Brief — Among the lines of the material, copy those that hold the string "hint".

--------

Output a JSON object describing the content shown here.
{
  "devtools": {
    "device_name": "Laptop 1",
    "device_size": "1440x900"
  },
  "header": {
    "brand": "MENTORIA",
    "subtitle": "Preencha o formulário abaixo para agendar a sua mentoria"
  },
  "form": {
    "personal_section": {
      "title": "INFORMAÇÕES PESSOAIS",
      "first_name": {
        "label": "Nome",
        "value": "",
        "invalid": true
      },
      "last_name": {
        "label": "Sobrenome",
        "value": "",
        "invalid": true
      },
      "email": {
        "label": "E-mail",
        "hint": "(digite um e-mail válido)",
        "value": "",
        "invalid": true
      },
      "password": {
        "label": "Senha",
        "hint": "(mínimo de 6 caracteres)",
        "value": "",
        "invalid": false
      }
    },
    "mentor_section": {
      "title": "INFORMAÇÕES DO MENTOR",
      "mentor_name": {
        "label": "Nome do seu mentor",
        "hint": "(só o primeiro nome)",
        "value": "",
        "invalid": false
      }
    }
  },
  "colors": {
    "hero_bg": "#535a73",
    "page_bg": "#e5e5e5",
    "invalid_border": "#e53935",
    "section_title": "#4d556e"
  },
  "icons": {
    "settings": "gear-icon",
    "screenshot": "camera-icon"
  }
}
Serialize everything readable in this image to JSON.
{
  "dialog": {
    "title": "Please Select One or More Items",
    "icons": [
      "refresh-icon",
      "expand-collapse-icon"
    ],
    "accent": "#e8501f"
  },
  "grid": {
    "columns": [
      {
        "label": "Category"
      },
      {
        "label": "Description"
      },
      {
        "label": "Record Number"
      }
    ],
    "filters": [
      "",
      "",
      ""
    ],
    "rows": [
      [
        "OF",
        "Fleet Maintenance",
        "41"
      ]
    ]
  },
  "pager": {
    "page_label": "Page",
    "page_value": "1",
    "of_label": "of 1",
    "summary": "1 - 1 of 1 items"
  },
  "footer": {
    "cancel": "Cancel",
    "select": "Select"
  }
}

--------

Finished exercise —
        "hint": "(digite um e-mail válido)",
        "hint": "(mínimo de 6 caracteres)",
        "hint": "(só o primeiro nome)",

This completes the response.